### Task brief
The whole listing needs retyping exactly; keep the pictures out of it.

——

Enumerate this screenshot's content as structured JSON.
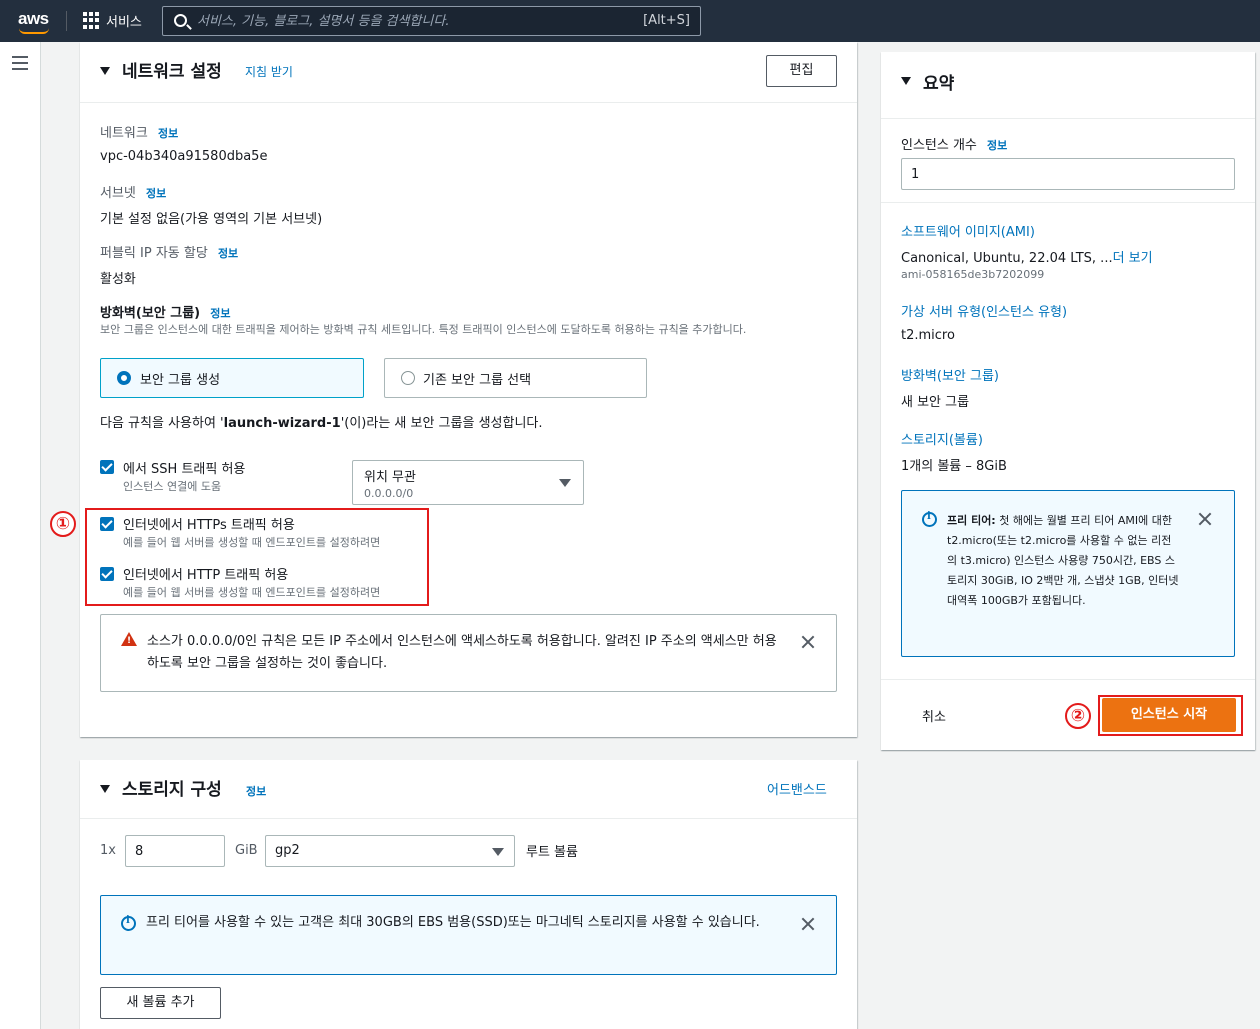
{
  "topbar": {
    "logo": "aws",
    "services_label": "서비스",
    "search_placeholder": "서비스, 기능, 블로그, 설명서 등을 검색합니다.",
    "search_shortcut": "[Alt+S]"
  },
  "network": {
    "title": "네트워크 설정",
    "guide_link": "지침 받기",
    "edit_button": "편집",
    "network_label": "네트워크",
    "network_info": "정보",
    "network_value": "vpc-04b340a91580dba5e",
    "subnet_label": "서브넷",
    "subnet_info": "정보",
    "subnet_value": "기본 설정 없음(가용 영역의 기본 서브넷)",
    "public_ip_label": "퍼블릭 IP 자동 할당",
    "public_ip_info": "정보",
    "public_ip_value": "활성화",
    "firewall_label": "방화벽(보안 그룹)",
    "firewall_info": "정보",
    "firewall_desc": "보안 그룹은 인스턴스에 대한 트래픽을 제어하는 방화벽 규칙 세트입니다. 특정 트래픽이 인스턴스에 도달하도록 허용하는 규칙을 추가합니다.",
    "option_create": "보안 그룹 생성",
    "option_existing": "기존 보안 그룹 선택",
    "rule_sentence_prefix": "다음 규칙을 사용하여 '",
    "rule_sentence_name": "launch-wizard-1",
    "rule_sentence_suffix": "'(이)라는 새 보안 그룹을 생성합니다.",
    "ssh_label": "에서 SSH 트래픽 허용",
    "ssh_hint": "인스턴스 연결에 도움",
    "ssh_source_value": "위치 무관",
    "ssh_source_sub": "0.0.0.0/0",
    "https_label": "인터넷에서 HTTPs 트래픽 허용",
    "https_hint": "예를 들어 웹 서버를 생성할 때 엔드포인트를 설정하려면",
    "http_label": "인터넷에서 HTTP 트래픽 허용",
    "http_hint": "예를 들어 웹 서버를 생성할 때 엔드포인트를 설정하려면",
    "warning_text": "소스가 0.0.0.0/0인 규칙은 모든 IP 주소에서 인스턴스에 액세스하도록 허용합니다. 알려진 IP 주소의 액세스만 허용하도록 보안 그룹을 설정하는 것이 좋습니다."
  },
  "storage": {
    "title": "스토리지 구성",
    "info": "정보",
    "advanced_link": "어드밴스드",
    "multiplier": "1x",
    "size_value": "8",
    "unit": "GiB",
    "volume_type": "gp2",
    "root_label": "루트 볼륨",
    "free_tier_text": "프리 티어를 사용할 수 있는 고객은 최대 30GB의 EBS 범용(SSD)또는 마그네틱 스토리지를 사용할 수 있습니다.",
    "add_volume_button": "새 볼륨 추가"
  },
  "summary": {
    "title": "요약",
    "instance_count_label": "인스턴스 개수",
    "instance_count_info": "정보",
    "instance_count_value": "1",
    "ami_link": "소프트웨어 이미지(AMI)",
    "ami_value": "Canonical, Ubuntu, 22.04 LTS, ...",
    "ami_more": "더 보기",
    "ami_id": "ami-058165de3b7202099",
    "instance_type_link": "가상 서버 유형(인스턴스 유형)",
    "instance_type_value": "t2.micro",
    "firewall_link": "방화벽(보안 그룹)",
    "firewall_value": "새 보안 그룹",
    "storage_link": "스토리지(볼륨)",
    "storage_value": "1개의 볼륨 – 8GiB",
    "free_tier_bold": "프리 티어:",
    "free_tier_text": "첫 해에는 월별 프리 티어 AMI에 대한 t2.micro(또는 t2.micro를 사용할 수 없는 리전의 t3.micro) 인스턴스 사용량 750시간, EBS 스토리지 30GiB, IO 2백만 개, 스냅샷 1GB, 인터넷 대역폭 100GB가 포함됩니다.",
    "cancel_button": "취소",
    "launch_button": "인스턴스 시작"
  },
  "annotations": {
    "marker_1": "①",
    "marker_2": "②"
  },
  "colors": {
    "topbar": "#232f3e",
    "accent_blue": "#0073bb",
    "launch_orange": "#ec7211",
    "annotation_red": "#e31b1b"
  }
}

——

### Your solution
Enumerate this screenshot's content as structured JSON.
{
  "topbar": {
    "logo": "aws",
    "services_label": "서비스",
    "search_placeholder": "서비스, 기능, 블로그, 설명서 등을 검색합니다.",
    "search_shortcut": "[Alt+S]"
  },
  "network": {
    "title": "네트워크 설정",
    "guide_link": "지침 받기",
    "edit_button": "편집",
    "network_label": "네트워크",
    "network_info": "정보",
    "network_value": "vpc-04b340a91580dba5e",
    "subnet_label": "서브넷",
    "subnet_info": "정보",
    "subnet_value": "기본 설정 없음(가용 영역의 기본 서브넷)",
    "public_ip_label": "퍼블릭 IP 자동 할당",
    "public_ip_info": "정보",
    "public_ip_value": "활성화",
    "firewall_label": "방화벽(보안 그룹)",
    "firewall_info": "정보",
    "firewall_desc": "보안 그룹은 인스턴스에 대한 트래픽을 제어하는 방화벽 규칙 세트입니다. 특정 트래픽이 인스턴스에 도달하도록 허용하는 규칙을 추가합니다.",
    "option_create": "보안 그룹 생성",
    "option_existing": "기존 보안 그룹 선택",
    "rule_sentence_prefix": "다음 규칙을 사용하여 '",
    "rule_sentence_name": "launch-wizard-1",
    "rule_sentence_suffix": "'(이)라는 새 보안 그룹을 생성합니다.",
    "ssh_label": "에서 SSH 트래픽 허용",
    "ssh_hint": "인스턴스 연결에 도움",
    "ssh_source_value": "위치 무관",
    "ssh_source_sub": "0.0.0.0/0",
    "https_label": "인터넷에서 HTTPs 트래픽 허용",
    "https_hint": "예를 들어 웹 서버를 생성할 때 엔드포인트를 설정하려면",
    "http_label": "인터넷에서 HTTP 트래픽 허용",
    "http_hint": "예를 들어 웹 서버를 생성할 때 엔드포인트를 설정하려면",
    "warning_text": "소스가 0.0.0.0/0인 규칙은 모든 IP 주소에서 인스턴스에 액세스하도록 허용합니다. 알려진 IP 주소의 액세스만 허용하도록 보안 그룹을 설정하는 것이 좋습니다."
  },
  "storage": {
    "title": "스토리지 구성",
    "info": "정보",
    "advanced_link": "어드밴스드",
    "multiplier": "1x",
    "size_value": "8",
    "unit": "GiB",
    "volume_type": "gp2",
    "root_label": "루트 볼륨",
    "free_tier_text": "프리 티어를 사용할 수 있는 고객은 최대 30GB의 EBS 범용(SSD)또는 마그네틱 스토리지를 사용할 수 있습니다.",
    "add_volume_button": "새 볼륨 추가"
  },
  "summary": {
    "title": "요약",
    "instance_count_label": "인스턴스 개수",
    "instance_count_info": "정보",
    "instance_count_value": "1",
    "ami_link": "소프트웨어 이미지(AMI)",
    "ami_value": "Canonical, Ubuntu, 22.04 LTS, ...",
    "ami_more": "더 보기",
    "ami_id": "ami-058165de3b7202099",
    "instance_type_link": "가상 서버 유형(인스턴스 유형)",
    "instance_type_value": "t2.micro",
    "firewall_link": "방화벽(보안 그룹)",
    "firewall_value": "새 보안 그룹",
    "storage_link": "스토리지(볼륨)",
    "storage_value": "1개의 볼륨 – 8GiB",
    "free_tier_bold": "프리 티어:",
    "free_tier_text": "첫 해에는 월별 프리 티어 AMI에 대한 t2.micro(또는 t2.micro를 사용할 수 없는 리전의 t3.micro) 인스턴스 사용량 750시간, EBS 스토리지 30GiB, IO 2백만 개, 스냅샷 1GB, 인터넷 대역폭 100GB가 포함됩니다.",
    "cancel_button": "취소",
    "launch_button": "인스턴스 시작"
  },
  "annotations": {
    "marker_1": "①",
    "marker_2": "②"
  },
  "colors": {
    "topbar": "#232f3e",
    "accent_blue": "#0073bb",
    "launch_orange": "#ec7211",
    "annotation_red": "#e31b1b"
  }
}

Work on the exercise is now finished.